White Christmas in India
When we talk of White Christmas, our thoughts travel to the colder regions where the ground is covered with snow during Christmas. Originally, this term was applied to countries in the northern hemisphere which experienced this phenomenon year after year. Now, it is applied to all situations where you experience snowfall on the Christmas day.
But on the 25th night, when I stepped out of a Christmas party, I realized that it is not only snow that can make a Christmas a White Christmas! Even fog could turn a Christmas into a White Christmas!
The moment I hit the street, I realized that there was thick fog which was growing thicker by the moment. When I switched on the headlights of my car, all I could see was fog! When I went into high beam, the visibility became poorer because it reflected the fog. I cursed myself for not getting a fog light fitted on to my car which I usually do during winters.
The fog was so thick that I could not see anything beyond a couple of feet away. People who were on the street knew where they wanted to go but had no clue of where they were going.
You did not see shadows walking towards you because the visibility was too poor. People, animals, vehicles, trees, buildings—in fact, everything appeared all of a sudden like ghosts out of the white (not blue!) when they came into view.
All you could see was fog, fog and more fog. You might have heard of people groping in the dark. But, I saw people guessing in the white! It made me realize that the whiteness in front of me was no different from the description of darkness in one of Alistair McClean’s novels which said: the only way to locate a tree was to bump into it and to locate a ditch was to fall into it…or something to that effect…
It was a complete whiteout! But, it would be a little far fetched to say that visibility was zero because no matter what you could see or not see, you could always see the fog!
In the dead of night after a great dinner I drove through the streets without knowing which streets I was on. I had the dividers built in the middle of the road to segregate to-and-fro traffic and the white lines marking the lanes on the road to convince me that I was still in the middle of some road.
When everybody was cozily cuddled up in the warmth of their beds, I was out in the cold figuring out where to turn and where not to turn. And, also where to stop and where not to stop and where to drive and where not to drive—all the time praying to god that I don’t bump into someone or something.
In the morning, when the newspapers arrived, I read them carefully. Thank God, there were no reports of any serious accidents. There couldn’t be. Because, in such poor visibility, nobody could have taken the risk of rash driving which is what most of us do after Christmas and New Year celebrations. I felt happy because no 'bad news' is always 'good news.' But, I learnt that the previous day also experienced a similar fog when I was tucked in the warmth of my quilt which is called razai in Hindi.

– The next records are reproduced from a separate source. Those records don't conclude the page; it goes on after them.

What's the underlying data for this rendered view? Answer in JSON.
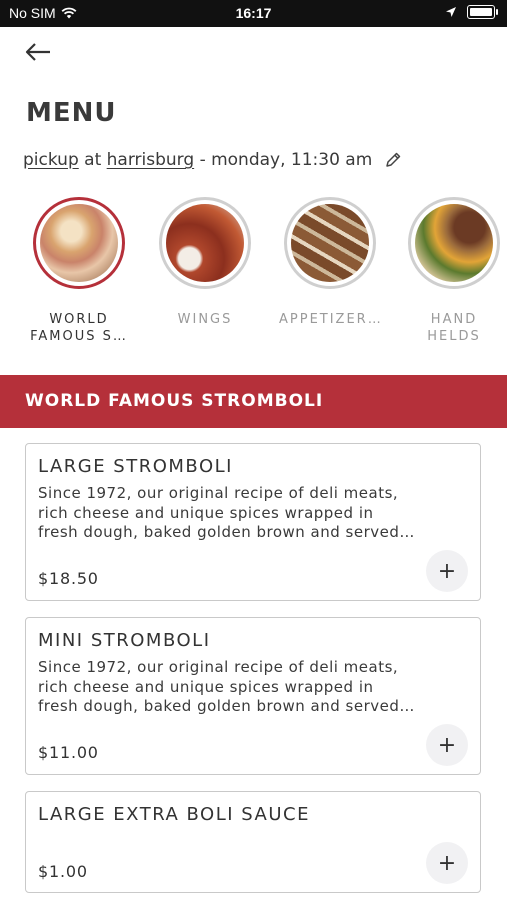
{
  "status_bar": {
    "carrier": "No SIM",
    "time": "16:17"
  },
  "page": {
    "title": "MENU"
  },
  "order": {
    "mode": "pickup",
    "at": "at",
    "location": "harrisburg",
    "time": "- monday, 11:30 am"
  },
  "categories": [
    {
      "label": "WORLD FAMOUS S…",
      "label_lines": [
        "WORLD",
        "FAMOUS S…"
      ],
      "active": true
    },
    {
      "label": "WINGS",
      "label_lines": [
        "WINGS"
      ],
      "active": false
    },
    {
      "label": "APPETIZER…",
      "label_lines": [
        "APPETIZER…"
      ],
      "active": false
    },
    {
      "label": "HAND HELDS",
      "label_lines": [
        "HAND",
        "HELDS"
      ],
      "active": false
    }
  ],
  "section": {
    "title": "WORLD FAMOUS STROMBOLI"
  },
  "items": [
    {
      "name": "LARGE STROMBOLI",
      "desc_lines": [
        "Since 1972, our original recipe of deli meats,",
        "rich cheese and unique spices wrapped in",
        "fresh dough, baked golden brown and served…"
      ],
      "price": "$18.50",
      "add": "+"
    },
    {
      "name": "MINI STROMBOLI",
      "desc_lines": [
        "Since 1972, our original recipe of deli meats,",
        "rich cheese and unique spices wrapped in",
        "fresh dough, baked golden brown and served…"
      ],
      "price": "$11.00",
      "add": "+"
    },
    {
      "name": "LARGE EXTRA BOLI SAUCE",
      "desc_lines": [],
      "price": "$1.00",
      "add": "+"
    }
  ],
  "colors": {
    "accent": "#b5303a",
    "text": "#3a3a3a",
    "muted": "#9a9a9a"
  }
}
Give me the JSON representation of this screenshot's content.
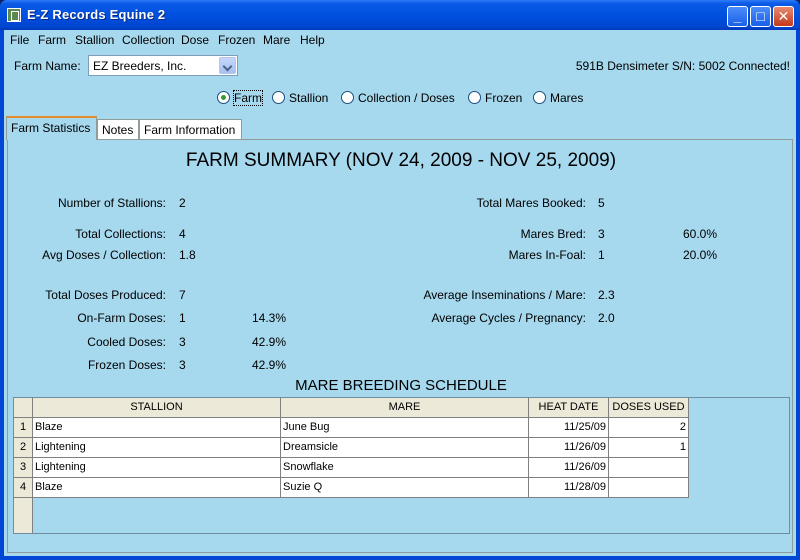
{
  "window": {
    "title": "E-Z Records Equine 2",
    "minimize": "_",
    "maximize": "□",
    "close": "✕"
  },
  "menu": [
    "File",
    "Farm",
    "Stallion",
    "Collection",
    "Dose",
    "Frozen",
    "Mare",
    "Help"
  ],
  "farm": {
    "label": "Farm Name:",
    "selected": "EZ Breeders, Inc."
  },
  "status": "591B Densimeter S/N: 5002 Connected!",
  "view_options": [
    {
      "label": "Farm",
      "selected": true
    },
    {
      "label": "Stallion",
      "selected": false
    },
    {
      "label": "Collection / Doses",
      "selected": false
    },
    {
      "label": "Frozen",
      "selected": false
    },
    {
      "label": "Mares",
      "selected": false
    }
  ],
  "tabs": [
    {
      "label": "Farm Statistics",
      "active": true
    },
    {
      "label": "Notes",
      "active": false
    },
    {
      "label": "Farm Information",
      "active": false
    }
  ],
  "summary": {
    "title": "FARM SUMMARY (NOV 24, 2009  -  NOV 25, 2009)",
    "left": [
      {
        "label": "Number of Stallions:",
        "value": "2",
        "pct": ""
      },
      {
        "label": "Total Collections:",
        "value": "4",
        "pct": ""
      },
      {
        "label": "Avg Doses / Collection:",
        "value": "1.8",
        "pct": ""
      },
      {
        "label": "Total Doses Produced:",
        "value": "7",
        "pct": ""
      },
      {
        "label": "On-Farm Doses:",
        "value": "1",
        "pct": "14.3%"
      },
      {
        "label": "Cooled Doses:",
        "value": "3",
        "pct": "42.9%"
      },
      {
        "label": "Frozen Doses:",
        "value": "3",
        "pct": "42.9%"
      }
    ],
    "right": [
      {
        "label": "Total Mares Booked:",
        "value": "5",
        "pct": ""
      },
      {
        "label": "Mares Bred:",
        "value": "3",
        "pct": "60.0%"
      },
      {
        "label": "Mares In-Foal:",
        "value": "1",
        "pct": "20.0%"
      },
      {
        "label": "Average Inseminations / Mare:",
        "value": "2.3",
        "pct": ""
      },
      {
        "label": "Average Cycles / Pregnancy:",
        "value": "2.0",
        "pct": ""
      }
    ]
  },
  "schedule": {
    "title": "MARE BREEDING SCHEDULE",
    "columns": [
      "STALLION",
      "MARE",
      "HEAT DATE",
      "DOSES USED"
    ],
    "rows": [
      {
        "num": "1",
        "stallion": "Blaze",
        "mare": "June Bug",
        "heat_date": "11/25/09",
        "doses_used": "2"
      },
      {
        "num": "2",
        "stallion": "Lightening",
        "mare": "Dreamsicle",
        "heat_date": "11/26/09",
        "doses_used": "1"
      },
      {
        "num": "3",
        "stallion": "Lightening",
        "mare": "Snowflake",
        "heat_date": "11/26/09",
        "doses_used": ""
      },
      {
        "num": "4",
        "stallion": "Blaze",
        "mare": "Suzie Q",
        "heat_date": "11/28/09",
        "doses_used": ""
      }
    ]
  }
}
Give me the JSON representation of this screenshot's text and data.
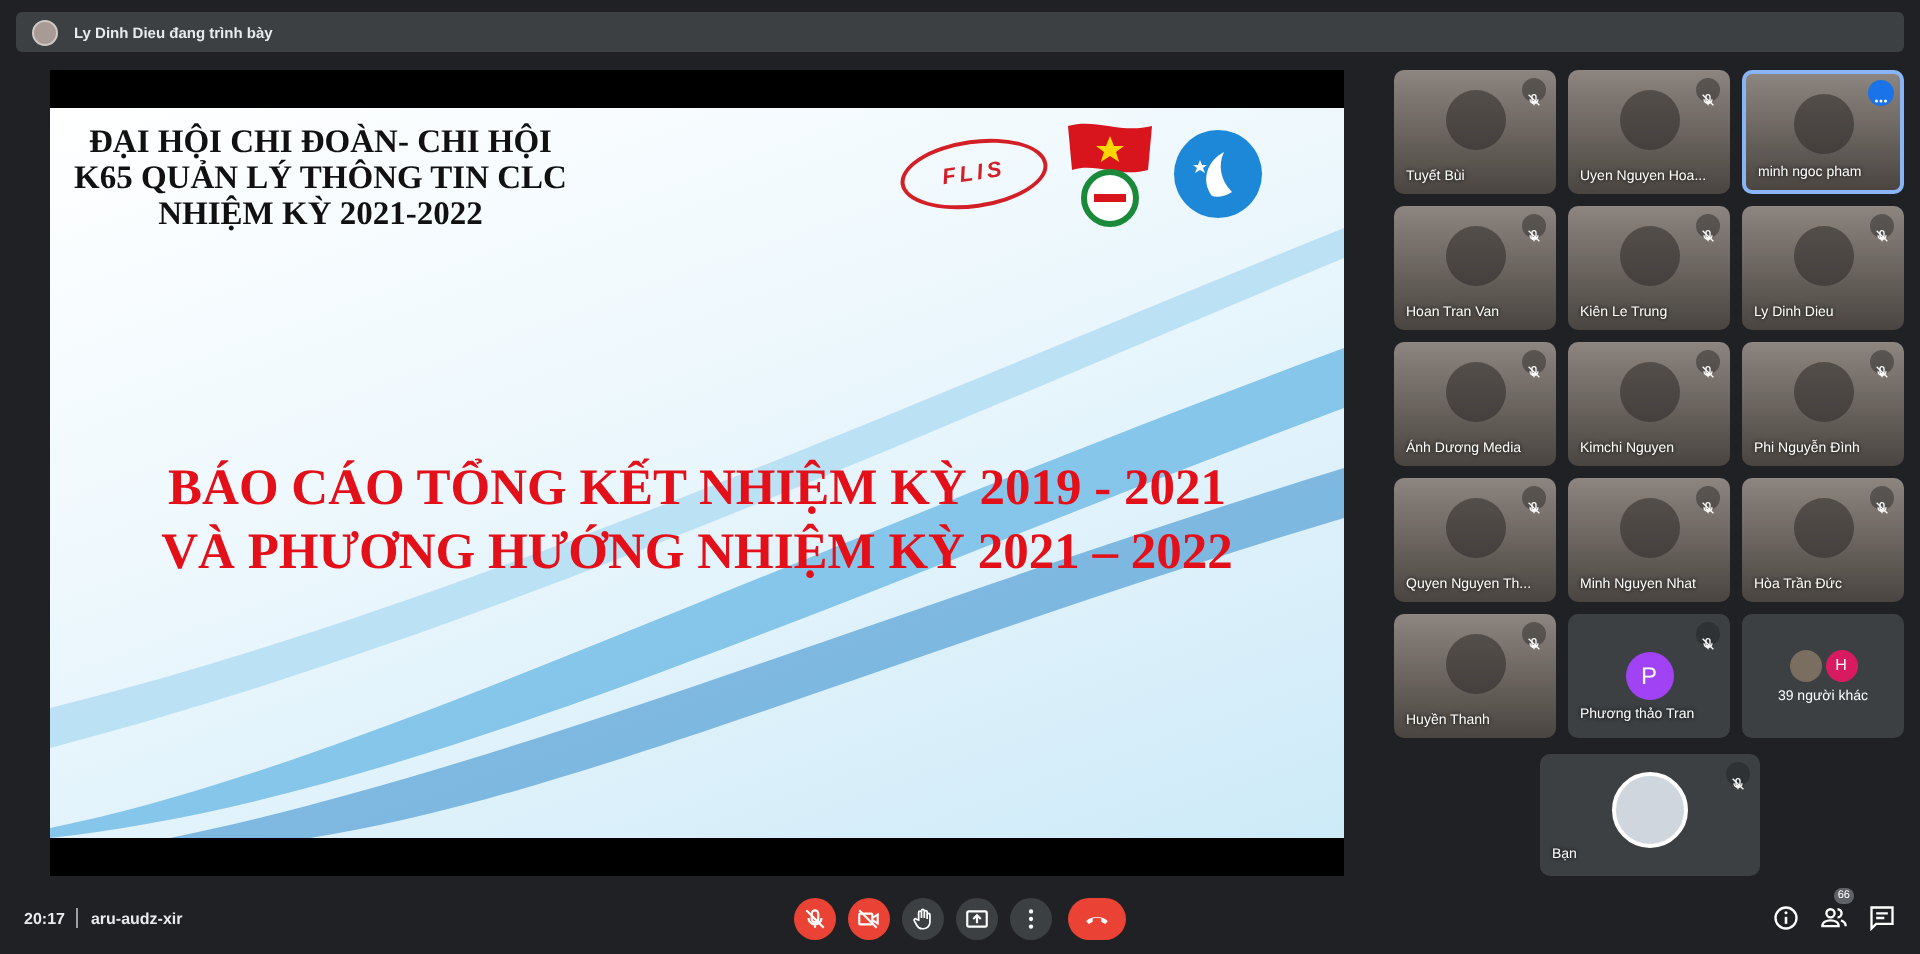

The good thing about the fog was that I did not have to travel all the way to the northern hemisphere to experience White Christmas—I experienced it right here in Delhi!